Hügelkultur is essentially a layered raised garden. The first layer consists of rotting logs which are placed in a trench dug 8 to 10-inches deep. The layer above is smaller branches and sticks. Smaller plant waste such as brown leaves and stems are placed on top and within the spaces of the larger materials. Unfinished compost is layered on top of the raw plant material. Finally, finished compost is layered on top. The resulting mound has a pyramidal shape and should be about 3-feet wide by 6-feet long and 3-feet tall. Some gardeners choose to layer other waste into hügelkultur mounds such as cardboard and kitchen scraps. In general, follow the guidelines of composting when determining what should and should not be added.
Over time the organic material will continue to break down, decreasing the height of the mound and adding to the richness of the soil. The spaces between the logs and branches as well as the air spaces within the rotting logs promote air flow, which aides in decomposition and root growth. The pyramidal shape of a hügelkultur mound increases the available planting surface as opposed to a flat surface. Crops can be planted on the sides of the mound as well as along the top. A properly established hügelkultur mound can help prevent erosion. This style of raised gardening provides all the benefits of incorporating compost into the soil without tilling.
By layering plant materials of differing densities in a mounded row, decomposition continues at the base of the mound while finished compost remains at the surface, ready for planting.
By layering plant materials of differing densities in a mounded row, decomposition continues at the base of the mound while finished compost remains at the surface, ready for planting
During the first year of establishing a hügelkultur mound a cover crop should be planted. This will help prevent erosion within the mound while also giving the partially composted material more time to decompose. Some gardeners choose to make the layer of finished compost thicker so they can plant their desired crops in the mound immediately rather than allowing additional composting time.
Hügelkultur mounds can be used to grow any plants you would grow in a traditional raised bed, but some considerations should be made as to the placement of each variety. Taller plants and vining plants should be planted toward the bottom of the mound, while shorter plants should be placed along the top ridge. This will help keep the smaller plants from being overshadowed by the larger varieties. Each season when the crops are finished, remove the plant material above the soil surface, but leave the roots to help further stabilize the mound. Over time the roots will break down and become part of the rich soil.
If garden space is limited, hügelkultur can be used on a smaller scale in container gardens as well. Hügelkultur can be done in gardens with established raised beds by layering the materials within the confines of the planter boxes. For those gardeners who are looking for innovative ways to work with nature in order to grow the healthiest plants possible, hügelkultur is a perfect new challenge. Ultimately, the raised beds created through this method will provide a low maintenance garden with nutrient-dense soil.

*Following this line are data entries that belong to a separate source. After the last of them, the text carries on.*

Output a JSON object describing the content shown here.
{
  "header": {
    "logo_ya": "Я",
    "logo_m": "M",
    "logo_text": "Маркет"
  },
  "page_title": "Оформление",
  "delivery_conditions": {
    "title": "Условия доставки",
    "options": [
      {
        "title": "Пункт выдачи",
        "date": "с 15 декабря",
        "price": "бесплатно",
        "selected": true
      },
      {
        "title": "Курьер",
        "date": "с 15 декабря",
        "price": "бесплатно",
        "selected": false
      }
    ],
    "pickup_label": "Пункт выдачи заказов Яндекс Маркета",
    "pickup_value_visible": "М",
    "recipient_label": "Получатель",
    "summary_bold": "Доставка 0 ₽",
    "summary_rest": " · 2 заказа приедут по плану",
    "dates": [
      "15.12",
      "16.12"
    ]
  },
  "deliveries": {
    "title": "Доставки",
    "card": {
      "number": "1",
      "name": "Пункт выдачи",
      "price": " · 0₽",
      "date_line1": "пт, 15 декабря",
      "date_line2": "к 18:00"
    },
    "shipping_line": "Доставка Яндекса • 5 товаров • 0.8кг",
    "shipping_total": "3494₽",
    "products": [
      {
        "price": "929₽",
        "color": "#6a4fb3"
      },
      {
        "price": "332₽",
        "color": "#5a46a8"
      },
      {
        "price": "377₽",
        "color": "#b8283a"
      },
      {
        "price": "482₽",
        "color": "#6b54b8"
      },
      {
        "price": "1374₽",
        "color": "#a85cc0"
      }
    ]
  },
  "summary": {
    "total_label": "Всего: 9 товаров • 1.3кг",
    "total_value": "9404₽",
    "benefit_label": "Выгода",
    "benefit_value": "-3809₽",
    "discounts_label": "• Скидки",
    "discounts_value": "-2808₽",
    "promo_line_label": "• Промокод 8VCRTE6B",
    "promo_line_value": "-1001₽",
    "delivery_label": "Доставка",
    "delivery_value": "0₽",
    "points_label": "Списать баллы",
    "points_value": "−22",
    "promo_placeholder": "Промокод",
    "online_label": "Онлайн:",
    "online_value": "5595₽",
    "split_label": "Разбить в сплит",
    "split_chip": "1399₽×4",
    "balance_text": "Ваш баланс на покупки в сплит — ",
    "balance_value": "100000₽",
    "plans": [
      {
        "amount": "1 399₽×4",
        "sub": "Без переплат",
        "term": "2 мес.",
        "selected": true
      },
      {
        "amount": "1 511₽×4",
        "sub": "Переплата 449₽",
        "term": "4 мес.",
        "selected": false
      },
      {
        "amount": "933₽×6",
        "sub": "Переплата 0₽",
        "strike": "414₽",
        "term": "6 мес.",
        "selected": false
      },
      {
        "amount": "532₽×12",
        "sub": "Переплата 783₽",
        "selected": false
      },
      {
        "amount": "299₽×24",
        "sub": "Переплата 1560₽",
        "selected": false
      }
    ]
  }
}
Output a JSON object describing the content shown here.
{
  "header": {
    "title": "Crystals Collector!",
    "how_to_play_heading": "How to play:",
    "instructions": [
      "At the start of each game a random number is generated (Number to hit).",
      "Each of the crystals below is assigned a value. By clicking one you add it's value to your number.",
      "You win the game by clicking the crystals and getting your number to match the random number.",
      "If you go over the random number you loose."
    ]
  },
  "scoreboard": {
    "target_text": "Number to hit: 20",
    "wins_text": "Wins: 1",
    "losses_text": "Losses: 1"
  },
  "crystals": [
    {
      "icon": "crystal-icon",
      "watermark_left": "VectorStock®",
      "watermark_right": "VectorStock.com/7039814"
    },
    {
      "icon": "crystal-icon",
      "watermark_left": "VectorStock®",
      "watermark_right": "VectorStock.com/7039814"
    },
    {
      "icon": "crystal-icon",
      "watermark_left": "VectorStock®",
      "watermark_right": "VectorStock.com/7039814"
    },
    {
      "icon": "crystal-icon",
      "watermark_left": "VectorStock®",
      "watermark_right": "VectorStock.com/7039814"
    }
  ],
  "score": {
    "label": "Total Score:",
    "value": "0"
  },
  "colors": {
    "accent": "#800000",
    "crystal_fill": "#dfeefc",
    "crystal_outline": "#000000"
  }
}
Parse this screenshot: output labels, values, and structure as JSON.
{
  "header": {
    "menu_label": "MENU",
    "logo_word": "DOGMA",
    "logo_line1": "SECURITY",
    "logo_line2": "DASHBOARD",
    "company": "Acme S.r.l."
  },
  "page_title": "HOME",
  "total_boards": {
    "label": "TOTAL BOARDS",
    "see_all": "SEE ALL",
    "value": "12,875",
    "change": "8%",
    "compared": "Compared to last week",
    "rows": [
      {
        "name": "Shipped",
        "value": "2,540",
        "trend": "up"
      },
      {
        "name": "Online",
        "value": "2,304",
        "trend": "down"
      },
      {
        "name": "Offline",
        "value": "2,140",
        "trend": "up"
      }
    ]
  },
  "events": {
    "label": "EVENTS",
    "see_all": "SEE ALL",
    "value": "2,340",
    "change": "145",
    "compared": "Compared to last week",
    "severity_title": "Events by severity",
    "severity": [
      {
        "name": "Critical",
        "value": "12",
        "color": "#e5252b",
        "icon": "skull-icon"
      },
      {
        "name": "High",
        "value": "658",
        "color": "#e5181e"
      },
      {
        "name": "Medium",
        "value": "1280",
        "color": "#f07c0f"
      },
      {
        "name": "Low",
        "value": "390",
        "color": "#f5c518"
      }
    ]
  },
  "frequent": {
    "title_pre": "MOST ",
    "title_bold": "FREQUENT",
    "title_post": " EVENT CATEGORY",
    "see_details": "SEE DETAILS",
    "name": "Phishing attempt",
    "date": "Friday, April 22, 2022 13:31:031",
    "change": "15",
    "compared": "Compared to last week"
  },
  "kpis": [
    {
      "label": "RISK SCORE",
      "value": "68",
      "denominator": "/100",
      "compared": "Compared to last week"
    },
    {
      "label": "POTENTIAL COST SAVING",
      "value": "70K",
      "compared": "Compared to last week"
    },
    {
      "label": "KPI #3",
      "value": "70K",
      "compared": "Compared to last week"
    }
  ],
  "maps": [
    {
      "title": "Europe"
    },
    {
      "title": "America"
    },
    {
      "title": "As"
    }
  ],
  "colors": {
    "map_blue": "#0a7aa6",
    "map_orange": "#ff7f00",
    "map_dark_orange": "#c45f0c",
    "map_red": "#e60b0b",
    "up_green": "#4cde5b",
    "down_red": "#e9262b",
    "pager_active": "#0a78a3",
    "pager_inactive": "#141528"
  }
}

Cynthia Domenghini is an instructor and coordinator for K-State’s horticultural therapy online certificate program.